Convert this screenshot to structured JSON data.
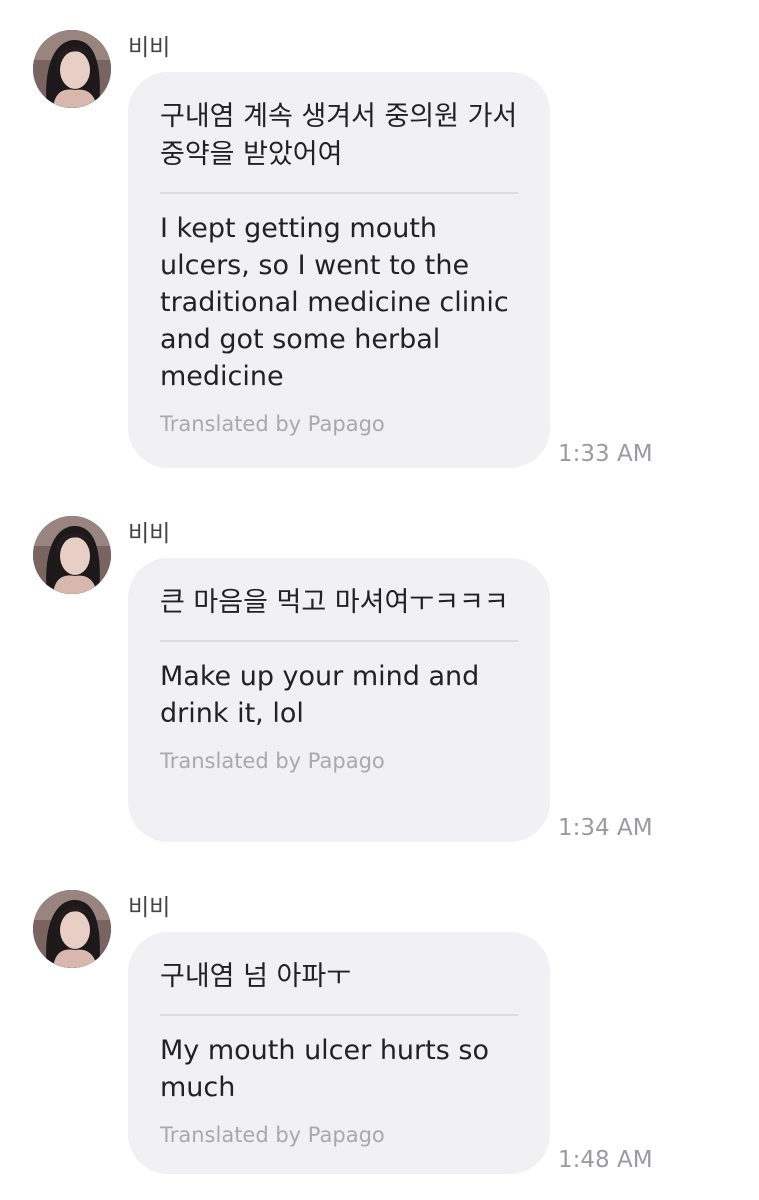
{
  "messages": [
    {
      "sender": "비비",
      "avatar_icon": "profile-photo-avatar",
      "original": "구내염 계속 생겨서 중의원 가서 중약을 받았어여",
      "translation": "I kept getting mouth ulcers, so I went to the traditional medicine clinic and got some herbal medicine",
      "credit": "Translated by Papago",
      "time": "1:33 AM"
    },
    {
      "sender": "비비",
      "avatar_icon": "profile-photo-avatar",
      "original": "큰 마음을 먹고 마셔여ㅜㅋㅋㅋ",
      "translation": "Make up your mind and drink it, lol",
      "credit": "Translated by Papago",
      "time": "1:34 AM"
    },
    {
      "sender": "비비",
      "avatar_icon": "profile-photo-avatar",
      "original": "구내염 넘 아파ㅜ",
      "translation": "My mouth ulcer hurts so much",
      "credit": "Translated by Papago",
      "time": "1:48 AM"
    }
  ],
  "colors": {
    "bubble": "#f1f1f4",
    "text": "#222222",
    "credit": "#a8a8ae",
    "time": "#9b9b9f",
    "divider": "#dcdce0"
  }
}
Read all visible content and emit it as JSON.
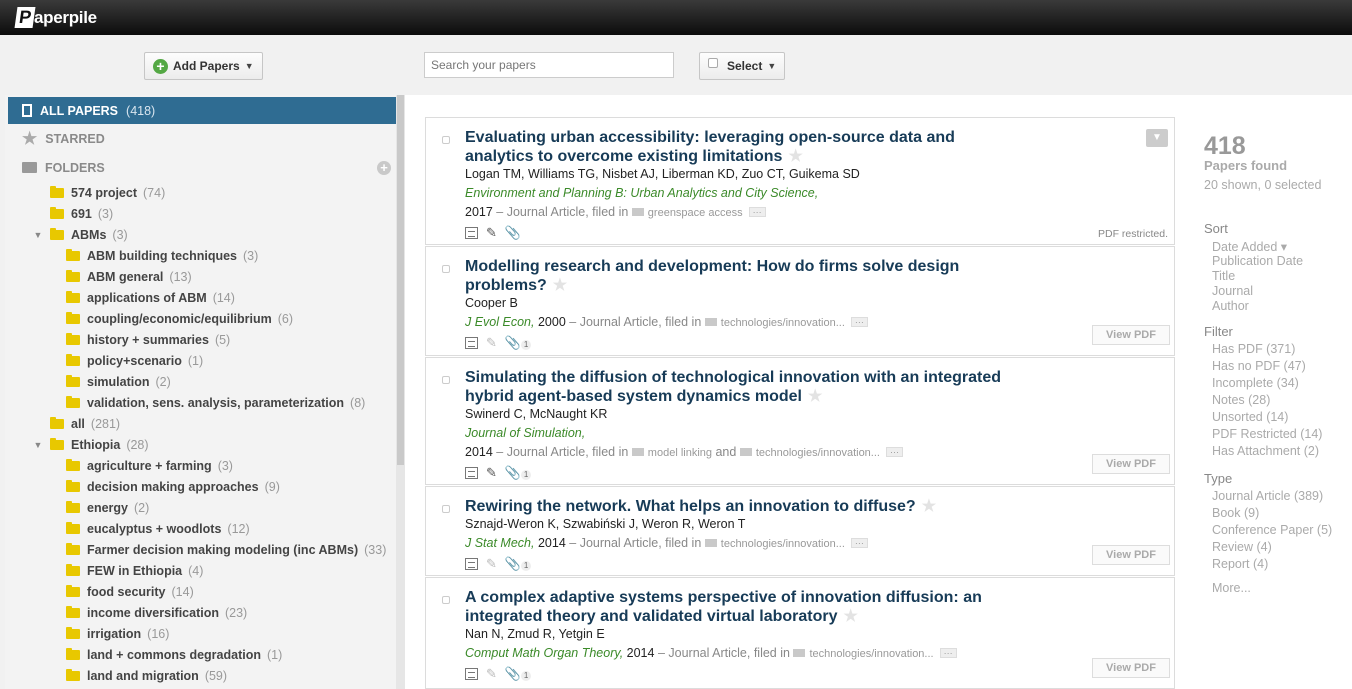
{
  "app": {
    "logo_letter": "P",
    "logo_text": "aperpile"
  },
  "toolbar": {
    "add_papers": "Add Papers",
    "search_placeholder": "Search your papers",
    "select": "Select"
  },
  "sidebar": {
    "all_papers": {
      "label": "ALL PAPERS",
      "count": "(418)"
    },
    "starred": "STARRED",
    "folders_label": "FOLDERS",
    "folders": [
      {
        "name": "574 project",
        "count": "(74)",
        "level": 0,
        "expanded": null
      },
      {
        "name": "691",
        "count": "(3)",
        "level": 0,
        "expanded": null
      },
      {
        "name": "ABMs",
        "count": "(3)",
        "level": 0,
        "expanded": true
      },
      {
        "name": "ABM building techniques",
        "count": "(3)",
        "level": 1,
        "expanded": null
      },
      {
        "name": "ABM general",
        "count": "(13)",
        "level": 1,
        "expanded": null
      },
      {
        "name": "applications of ABM",
        "count": "(14)",
        "level": 1,
        "expanded": null
      },
      {
        "name": "coupling/economic/equilibrium",
        "count": "(6)",
        "level": 1,
        "expanded": null
      },
      {
        "name": "history + summaries",
        "count": "(5)",
        "level": 1,
        "expanded": null
      },
      {
        "name": "policy+scenario",
        "count": "(1)",
        "level": 1,
        "expanded": null
      },
      {
        "name": "simulation",
        "count": "(2)",
        "level": 1,
        "expanded": null
      },
      {
        "name": "validation, sens. analysis, parameterization",
        "count": "(8)",
        "level": 1,
        "expanded": null
      },
      {
        "name": "all",
        "count": "(281)",
        "level": 0,
        "expanded": null
      },
      {
        "name": "Ethiopia",
        "count": "(28)",
        "level": 0,
        "expanded": true
      },
      {
        "name": "agriculture + farming",
        "count": "(3)",
        "level": 1,
        "expanded": null
      },
      {
        "name": "decision making approaches",
        "count": "(9)",
        "level": 1,
        "expanded": null
      },
      {
        "name": "energy",
        "count": "(2)",
        "level": 1,
        "expanded": null
      },
      {
        "name": "eucalyptus + woodlots",
        "count": "(12)",
        "level": 1,
        "expanded": null
      },
      {
        "name": "Farmer decision making modeling (inc ABMs)",
        "count": "(33)",
        "level": 1,
        "expanded": null
      },
      {
        "name": "FEW in Ethiopia",
        "count": "(4)",
        "level": 1,
        "expanded": null
      },
      {
        "name": "food security",
        "count": "(14)",
        "level": 1,
        "expanded": null
      },
      {
        "name": "income diversification",
        "count": "(23)",
        "level": 1,
        "expanded": null
      },
      {
        "name": "irrigation",
        "count": "(16)",
        "level": 1,
        "expanded": null
      },
      {
        "name": "land + commons degradation",
        "count": "(1)",
        "level": 1,
        "expanded": null
      },
      {
        "name": "land and migration",
        "count": "(59)",
        "level": 1,
        "expanded": null
      }
    ]
  },
  "papers": [
    {
      "title": "Evaluating urban accessibility: leveraging open-source data and analytics to overcome existing limitations",
      "authors": "Logan TM, Williams TG, Nisbet AJ, Liberman KD, Zuo CT, Guikema SD",
      "journal": "Environment and Planning B: Urban Analytics and City Science,",
      "year": "2017",
      "type": "– Journal Article, filed in",
      "folders": [
        "greenspace access"
      ],
      "folders_joiner": "",
      "action": "PDF restricted.",
      "attachments": ""
    },
    {
      "title": "Modelling research and development: How do firms solve design problems?",
      "authors": "Cooper B",
      "journal": "J Evol Econ,",
      "year": "2000",
      "type": "– Journal Article, filed in",
      "folders": [
        "technologies/innovation..."
      ],
      "folders_joiner": "",
      "action": "View PDF",
      "attachments": "1"
    },
    {
      "title": "Simulating the diffusion of technological innovation with an integrated hybrid agent-based system dynamics model",
      "authors": "Swinerd C, McNaught KR",
      "journal": "Journal of Simulation,",
      "year": "2014",
      "type": "– Journal Article, filed in",
      "folders": [
        "model linking",
        "technologies/innovation..."
      ],
      "folders_joiner": "and",
      "action": "View PDF",
      "attachments": "1"
    },
    {
      "title": "Rewiring the network. What helps an innovation to diffuse?",
      "authors": "Sznajd-Weron K, Szwabiński J, Weron R, Weron T",
      "journal": "J Stat Mech,",
      "year": "2014",
      "type": "– Journal Article, filed in",
      "folders": [
        "technologies/innovation..."
      ],
      "folders_joiner": "",
      "action": "View PDF",
      "attachments": "1"
    },
    {
      "title": "A complex adaptive systems perspective of innovation diffusion: an integrated theory and validated virtual laboratory",
      "authors": "Nan N, Zmud R, Yetgin E",
      "journal": "Comput Math Organ Theory,",
      "year": "2014",
      "type": "– Journal Article, filed in",
      "folders": [
        "technologies/innovation..."
      ],
      "folders_joiner": "",
      "action": "View PDF",
      "attachments": "1"
    }
  ],
  "summary": {
    "count": "418",
    "found": "Papers found",
    "shown": "20 shown, 0 selected"
  },
  "sort": {
    "label": "Sort",
    "options": [
      "Date Added ▾",
      "Publication Date",
      "Title",
      "Journal",
      "Author"
    ]
  },
  "filter": {
    "label": "Filter",
    "options": [
      "Has PDF (371)",
      "Has no PDF (47)",
      "Incomplete (34)",
      "Notes (28)",
      "Unsorted (14)",
      "PDF Restricted (14)",
      "Has Attachment (2)"
    ]
  },
  "type": {
    "label": "Type",
    "options": [
      "Journal Article (389)",
      "Book (9)",
      "Conference Paper (5)",
      "Review (4)",
      "Report (4)",
      "More..."
    ]
  }
}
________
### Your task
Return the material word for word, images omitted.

### Task result
Convert this screenshot to structured JSON data.
{
  "messages": [
    {
      "sender": "비비",
      "avatar_icon": "profile-photo-avatar",
      "original": "구내염 계속 생겨서 중의원 가서 중약을 받았어여",
      "translation": "I kept getting mouth ulcers, so I went to the traditional medicine clinic and got some herbal medicine",
      "credit": "Translated by Papago",
      "time": "1:33 AM"
    },
    {
      "sender": "비비",
      "avatar_icon": "profile-photo-avatar",
      "original": "큰 마음을 먹고 마셔여ㅜㅋㅋㅋ",
      "translation": "Make up your mind and drink it, lol",
      "credit": "Translated by Papago",
      "time": "1:34 AM"
    },
    {
      "sender": "비비",
      "avatar_icon": "profile-photo-avatar",
      "original": "구내염 넘 아파ㅜ",
      "translation": "My mouth ulcer hurts so much",
      "credit": "Translated by Papago",
      "time": "1:48 AM"
    }
  ],
  "colors": {
    "bubble": "#f1f1f4",
    "text": "#222222",
    "credit": "#a8a8ae",
    "time": "#9b9b9f",
    "divider": "#dcdce0"
  }
}
Read all visible content and emit it as JSON.
{
  "app": {
    "logo_letter": "P",
    "logo_text": "aperpile"
  },
  "toolbar": {
    "add_papers": "Add Papers",
    "search_placeholder": "Search your papers",
    "select": "Select"
  },
  "sidebar": {
    "all_papers": {
      "label": "ALL PAPERS",
      "count": "(418)"
    },
    "starred": "STARRED",
    "folders_label": "FOLDERS",
    "folders": [
      {
        "name": "574 project",
        "count": "(74)",
        "level": 0,
        "expanded": null
      },
      {
        "name": "691",
        "count": "(3)",
        "level": 0,
        "expanded": null
      },
      {
        "name": "ABMs",
        "count": "(3)",
        "level": 0,
        "expanded": true
      },
      {
        "name": "ABM building techniques",
        "count": "(3)",
        "level": 1,
        "expanded": null
      },
      {
        "name": "ABM general",
        "count": "(13)",
        "level": 1,
        "expanded": null
      },
      {
        "name": "applications of ABM",
        "count": "(14)",
        "level": 1,
        "expanded": null
      },
      {
        "name": "coupling/economic/equilibrium",
        "count": "(6)",
        "level": 1,
        "expanded": null
      },
      {
        "name": "history + summaries",
        "count": "(5)",
        "level": 1,
        "expanded": null
      },
      {
        "name": "policy+scenario",
        "count": "(1)",
        "level": 1,
        "expanded": null
      },
      {
        "name": "simulation",
        "count": "(2)",
        "level": 1,
        "expanded": null
      },
      {
        "name": "validation, sens. analysis, parameterization",
        "count": "(8)",
        "level": 1,
        "expanded": null
      },
      {
        "name": "all",
        "count": "(281)",
        "level": 0,
        "expanded": null
      },
      {
        "name": "Ethiopia",
        "count": "(28)",
        "level": 0,
        "expanded": true
      },
      {
        "name": "agriculture + farming",
        "count": "(3)",
        "level": 1,
        "expanded": null
      },
      {
        "name": "decision making approaches",
        "count": "(9)",
        "level": 1,
        "expanded": null
      },
      {
        "name": "energy",
        "count": "(2)",
        "level": 1,
        "expanded": null
      },
      {
        "name": "eucalyptus + woodlots",
        "count": "(12)",
        "level": 1,
        "expanded": null
      },
      {
        "name": "Farmer decision making modeling (inc ABMs)",
        "count": "(33)",
        "level": 1,
        "expanded": null
      },
      {
        "name": "FEW in Ethiopia",
        "count": "(4)",
        "level": 1,
        "expanded": null
      },
      {
        "name": "food security",
        "count": "(14)",
        "level": 1,
        "expanded": null
      },
      {
        "name": "income diversification",
        "count": "(23)",
        "level": 1,
        "expanded": null
      },
      {
        "name": "irrigation",
        "count": "(16)",
        "level": 1,
        "expanded": null
      },
      {
        "name": "land + commons degradation",
        "count": "(1)",
        "level": 1,
        "expanded": null
      },
      {
        "name": "land and migration",
        "count": "(59)",
        "level": 1,
        "expanded": null
      }
    ]
  },
  "papers": [
    {
      "title": "Evaluating urban accessibility: leveraging open-source data and analytics to overcome existing limitations",
      "authors": "Logan TM, Williams TG, Nisbet AJ, Liberman KD, Zuo CT, Guikema SD",
      "journal": "Environment and Planning B: Urban Analytics and City Science,",
      "year": "2017",
      "type": "– Journal Article, filed in",
      "folders": [
        "greenspace access"
      ],
      "folders_joiner": "",
      "action": "PDF restricted.",
      "attachments": ""
    },
    {
      "title": "Modelling research and development: How do firms solve design problems?",
      "authors": "Cooper B",
      "journal": "J Evol Econ,",
      "year": "2000",
      "type": "– Journal Article, filed in",
      "folders": [
        "technologies/innovation..."
      ],
      "folders_joiner": "",
      "action": "View PDF",
      "attachments": "1"
    },
    {
      "title": "Simulating the diffusion of technological innovation with an integrated hybrid agent-based system dynamics model",
      "authors": "Swinerd C, McNaught KR",
      "journal": "Journal of Simulation,",
      "year": "2014",
      "type": "– Journal Article, filed in",
      "folders": [
        "model linking",
        "technologies/innovation..."
      ],
      "folders_joiner": "and",
      "action": "View PDF",
      "attachments": "1"
    },
    {
      "title": "Rewiring the network. What helps an innovation to diffuse?",
      "authors": "Sznajd-Weron K, Szwabiński J, Weron R, Weron T",
      "journal": "J Stat Mech,",
      "year": "2014",
      "type": "– Journal Article, filed in",
      "folders": [
        "technologies/innovation..."
      ],
      "folders_joiner": "",
      "action": "View PDF",
      "attachments": "1"
    },
    {
      "title": "A complex adaptive systems perspective of innovation diffusion: an integrated theory and validated virtual laboratory",
      "authors": "Nan N, Zmud R, Yetgin E",
      "journal": "Comput Math Organ Theory,",
      "year": "2014",
      "type": "– Journal Article, filed in",
      "folders": [
        "technologies/innovation..."
      ],
      "folders_joiner": "",
      "action": "View PDF",
      "attachments": "1"
    }
  ],
  "summary": {
    "count": "418",
    "found": "Papers found",
    "shown": "20 shown, 0 selected"
  },
  "sort": {
    "label": "Sort",
    "options": [
      "Date Added ▾",
      "Publication Date",
      "Title",
      "Journal",
      "Author"
    ]
  },
  "filter": {
    "label": "Filter",
    "options": [
      "Has PDF (371)",
      "Has no PDF (47)",
      "Incomplete (34)",
      "Notes (28)",
      "Unsorted (14)",
      "PDF Restricted (14)",
      "Has Attachment (2)"
    ]
  },
  "type": {
    "label": "Type",
    "options": [
      "Journal Article (389)",
      "Book (9)",
      "Conference Paper (5)",
      "Review (4)",
      "Report (4)",
      "More..."
    ]
  }
}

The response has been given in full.